Lines from the records below that contain the word "Dados" are to be copied out.
============
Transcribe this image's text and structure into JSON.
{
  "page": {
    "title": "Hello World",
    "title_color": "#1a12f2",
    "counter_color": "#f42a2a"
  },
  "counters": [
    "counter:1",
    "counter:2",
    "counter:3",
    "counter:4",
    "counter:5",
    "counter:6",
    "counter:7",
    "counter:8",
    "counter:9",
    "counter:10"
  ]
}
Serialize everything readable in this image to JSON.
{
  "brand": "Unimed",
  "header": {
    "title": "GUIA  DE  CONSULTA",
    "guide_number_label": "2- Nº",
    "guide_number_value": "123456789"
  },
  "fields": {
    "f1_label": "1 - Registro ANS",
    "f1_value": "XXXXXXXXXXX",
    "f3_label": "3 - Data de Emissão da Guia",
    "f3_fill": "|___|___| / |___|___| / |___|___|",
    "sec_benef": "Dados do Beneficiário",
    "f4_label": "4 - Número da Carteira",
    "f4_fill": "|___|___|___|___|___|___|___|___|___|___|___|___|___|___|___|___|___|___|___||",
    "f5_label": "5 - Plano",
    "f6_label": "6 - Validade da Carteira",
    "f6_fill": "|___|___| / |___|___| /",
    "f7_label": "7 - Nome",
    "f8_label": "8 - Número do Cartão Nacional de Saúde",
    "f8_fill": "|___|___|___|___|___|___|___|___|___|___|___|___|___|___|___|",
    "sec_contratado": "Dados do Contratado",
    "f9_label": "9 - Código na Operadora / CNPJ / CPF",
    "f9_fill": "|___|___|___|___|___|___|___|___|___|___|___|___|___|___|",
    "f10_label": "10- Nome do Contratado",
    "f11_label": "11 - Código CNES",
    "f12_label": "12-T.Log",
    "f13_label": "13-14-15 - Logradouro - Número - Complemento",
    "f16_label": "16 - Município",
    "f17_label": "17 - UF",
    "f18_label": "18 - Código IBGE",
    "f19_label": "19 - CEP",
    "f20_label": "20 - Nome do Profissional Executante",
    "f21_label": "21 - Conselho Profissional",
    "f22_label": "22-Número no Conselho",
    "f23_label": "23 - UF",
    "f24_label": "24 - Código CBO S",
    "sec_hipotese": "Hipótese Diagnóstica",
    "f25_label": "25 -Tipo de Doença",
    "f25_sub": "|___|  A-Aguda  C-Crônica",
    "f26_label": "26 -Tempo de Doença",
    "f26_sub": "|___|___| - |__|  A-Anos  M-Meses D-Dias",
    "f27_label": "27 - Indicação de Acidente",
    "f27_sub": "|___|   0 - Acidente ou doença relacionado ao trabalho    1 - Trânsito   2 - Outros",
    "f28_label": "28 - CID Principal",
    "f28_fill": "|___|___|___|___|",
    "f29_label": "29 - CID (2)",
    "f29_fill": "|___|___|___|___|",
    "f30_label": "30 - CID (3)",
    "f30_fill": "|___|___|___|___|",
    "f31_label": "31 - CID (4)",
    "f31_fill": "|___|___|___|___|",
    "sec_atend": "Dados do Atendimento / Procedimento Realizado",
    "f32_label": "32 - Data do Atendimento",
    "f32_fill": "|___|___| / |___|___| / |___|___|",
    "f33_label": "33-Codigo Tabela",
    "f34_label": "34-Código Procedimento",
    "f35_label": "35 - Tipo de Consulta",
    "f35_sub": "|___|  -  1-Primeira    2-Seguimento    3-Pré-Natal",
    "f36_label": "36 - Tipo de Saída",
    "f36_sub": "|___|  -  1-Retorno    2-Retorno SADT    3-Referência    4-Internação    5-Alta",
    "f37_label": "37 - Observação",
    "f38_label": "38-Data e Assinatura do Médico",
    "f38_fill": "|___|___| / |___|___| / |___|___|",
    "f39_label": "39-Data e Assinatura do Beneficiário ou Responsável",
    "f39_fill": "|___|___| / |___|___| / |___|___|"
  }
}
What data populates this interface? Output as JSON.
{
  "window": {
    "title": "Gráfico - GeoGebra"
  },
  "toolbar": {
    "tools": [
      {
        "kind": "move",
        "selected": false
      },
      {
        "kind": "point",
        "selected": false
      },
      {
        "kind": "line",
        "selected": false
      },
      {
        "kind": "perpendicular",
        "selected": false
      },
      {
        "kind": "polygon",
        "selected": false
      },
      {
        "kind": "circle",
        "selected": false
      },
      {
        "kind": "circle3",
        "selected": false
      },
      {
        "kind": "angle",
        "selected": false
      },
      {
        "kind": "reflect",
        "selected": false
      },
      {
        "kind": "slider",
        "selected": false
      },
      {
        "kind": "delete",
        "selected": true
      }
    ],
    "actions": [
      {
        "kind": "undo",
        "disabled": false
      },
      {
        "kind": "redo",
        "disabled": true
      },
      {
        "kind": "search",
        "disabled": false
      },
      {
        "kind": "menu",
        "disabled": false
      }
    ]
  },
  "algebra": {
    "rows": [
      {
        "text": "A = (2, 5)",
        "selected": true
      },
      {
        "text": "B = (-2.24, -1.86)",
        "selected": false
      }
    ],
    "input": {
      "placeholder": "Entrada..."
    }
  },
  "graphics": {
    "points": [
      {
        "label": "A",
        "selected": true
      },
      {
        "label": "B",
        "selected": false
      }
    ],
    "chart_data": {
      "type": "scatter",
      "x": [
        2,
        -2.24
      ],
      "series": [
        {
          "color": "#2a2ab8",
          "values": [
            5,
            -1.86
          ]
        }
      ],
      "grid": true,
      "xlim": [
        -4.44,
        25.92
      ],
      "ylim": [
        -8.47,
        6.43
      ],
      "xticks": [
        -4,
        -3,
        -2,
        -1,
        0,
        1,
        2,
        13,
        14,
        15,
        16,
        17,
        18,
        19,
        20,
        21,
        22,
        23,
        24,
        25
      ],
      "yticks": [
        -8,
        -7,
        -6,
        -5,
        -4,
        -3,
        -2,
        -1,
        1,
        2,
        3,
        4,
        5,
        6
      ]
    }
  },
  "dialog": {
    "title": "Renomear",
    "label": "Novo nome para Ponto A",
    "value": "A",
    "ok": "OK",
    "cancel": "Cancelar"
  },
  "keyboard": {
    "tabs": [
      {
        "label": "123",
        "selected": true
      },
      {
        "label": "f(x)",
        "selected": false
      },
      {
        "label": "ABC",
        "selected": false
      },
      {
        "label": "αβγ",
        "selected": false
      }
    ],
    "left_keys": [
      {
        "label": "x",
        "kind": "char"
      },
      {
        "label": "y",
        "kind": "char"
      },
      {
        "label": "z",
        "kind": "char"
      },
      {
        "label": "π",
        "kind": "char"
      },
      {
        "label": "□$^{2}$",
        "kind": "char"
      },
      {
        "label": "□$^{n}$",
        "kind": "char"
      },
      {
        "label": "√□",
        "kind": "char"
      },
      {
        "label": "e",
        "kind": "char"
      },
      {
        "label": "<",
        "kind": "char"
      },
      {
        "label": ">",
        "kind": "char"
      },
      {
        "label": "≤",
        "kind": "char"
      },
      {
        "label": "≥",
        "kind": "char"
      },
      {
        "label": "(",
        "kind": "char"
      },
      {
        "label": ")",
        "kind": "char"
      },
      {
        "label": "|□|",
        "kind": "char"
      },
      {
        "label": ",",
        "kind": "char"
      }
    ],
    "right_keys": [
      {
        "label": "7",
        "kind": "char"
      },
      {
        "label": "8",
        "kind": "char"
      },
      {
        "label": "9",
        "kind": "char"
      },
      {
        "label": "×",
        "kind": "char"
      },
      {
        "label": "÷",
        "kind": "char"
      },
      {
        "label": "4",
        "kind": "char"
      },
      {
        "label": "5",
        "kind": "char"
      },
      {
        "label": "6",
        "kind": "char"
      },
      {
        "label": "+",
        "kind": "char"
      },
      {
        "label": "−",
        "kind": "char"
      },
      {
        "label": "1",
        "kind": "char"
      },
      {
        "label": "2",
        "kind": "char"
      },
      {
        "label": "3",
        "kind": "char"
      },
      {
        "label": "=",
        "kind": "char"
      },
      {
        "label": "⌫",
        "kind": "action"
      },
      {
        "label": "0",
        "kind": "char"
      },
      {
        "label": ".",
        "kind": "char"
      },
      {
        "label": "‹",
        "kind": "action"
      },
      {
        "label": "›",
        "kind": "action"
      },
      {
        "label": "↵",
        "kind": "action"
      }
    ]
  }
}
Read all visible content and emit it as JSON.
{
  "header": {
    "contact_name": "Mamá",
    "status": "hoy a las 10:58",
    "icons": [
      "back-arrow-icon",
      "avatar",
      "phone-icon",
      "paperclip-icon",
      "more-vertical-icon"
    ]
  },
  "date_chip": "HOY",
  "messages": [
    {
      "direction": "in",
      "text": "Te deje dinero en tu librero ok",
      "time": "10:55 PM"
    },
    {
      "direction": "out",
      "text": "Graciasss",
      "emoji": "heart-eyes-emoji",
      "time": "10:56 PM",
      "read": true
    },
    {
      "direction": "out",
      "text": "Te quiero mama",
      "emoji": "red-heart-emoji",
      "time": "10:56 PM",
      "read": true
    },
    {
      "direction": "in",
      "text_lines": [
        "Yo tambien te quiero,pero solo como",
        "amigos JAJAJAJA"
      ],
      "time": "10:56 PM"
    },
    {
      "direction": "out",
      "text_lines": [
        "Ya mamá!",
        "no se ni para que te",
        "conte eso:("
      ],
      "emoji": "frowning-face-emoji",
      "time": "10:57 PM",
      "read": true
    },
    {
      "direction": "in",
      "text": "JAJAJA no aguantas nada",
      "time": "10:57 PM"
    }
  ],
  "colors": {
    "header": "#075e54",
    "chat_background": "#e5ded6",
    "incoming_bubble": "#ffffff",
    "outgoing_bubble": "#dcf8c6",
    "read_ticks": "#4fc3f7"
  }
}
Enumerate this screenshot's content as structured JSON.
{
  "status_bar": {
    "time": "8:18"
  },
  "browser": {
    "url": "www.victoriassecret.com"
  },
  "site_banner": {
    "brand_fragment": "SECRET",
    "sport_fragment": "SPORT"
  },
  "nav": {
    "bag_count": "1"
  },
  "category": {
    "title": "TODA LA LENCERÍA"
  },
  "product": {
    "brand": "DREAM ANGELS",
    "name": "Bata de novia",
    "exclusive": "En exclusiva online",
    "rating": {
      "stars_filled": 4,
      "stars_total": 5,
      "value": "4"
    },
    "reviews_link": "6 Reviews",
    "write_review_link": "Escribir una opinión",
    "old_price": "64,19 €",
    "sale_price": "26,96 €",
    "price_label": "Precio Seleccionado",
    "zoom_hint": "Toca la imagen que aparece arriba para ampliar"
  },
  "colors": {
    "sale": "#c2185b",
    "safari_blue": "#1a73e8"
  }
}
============
--- EXERCISE SOLUTION ---
    "sec_benef": "Dados do Beneficiário",
    "sec_contratado": "Dados do Contratado",
    "sec_atend": "Dados do Atendimento / Procedimento Realizado",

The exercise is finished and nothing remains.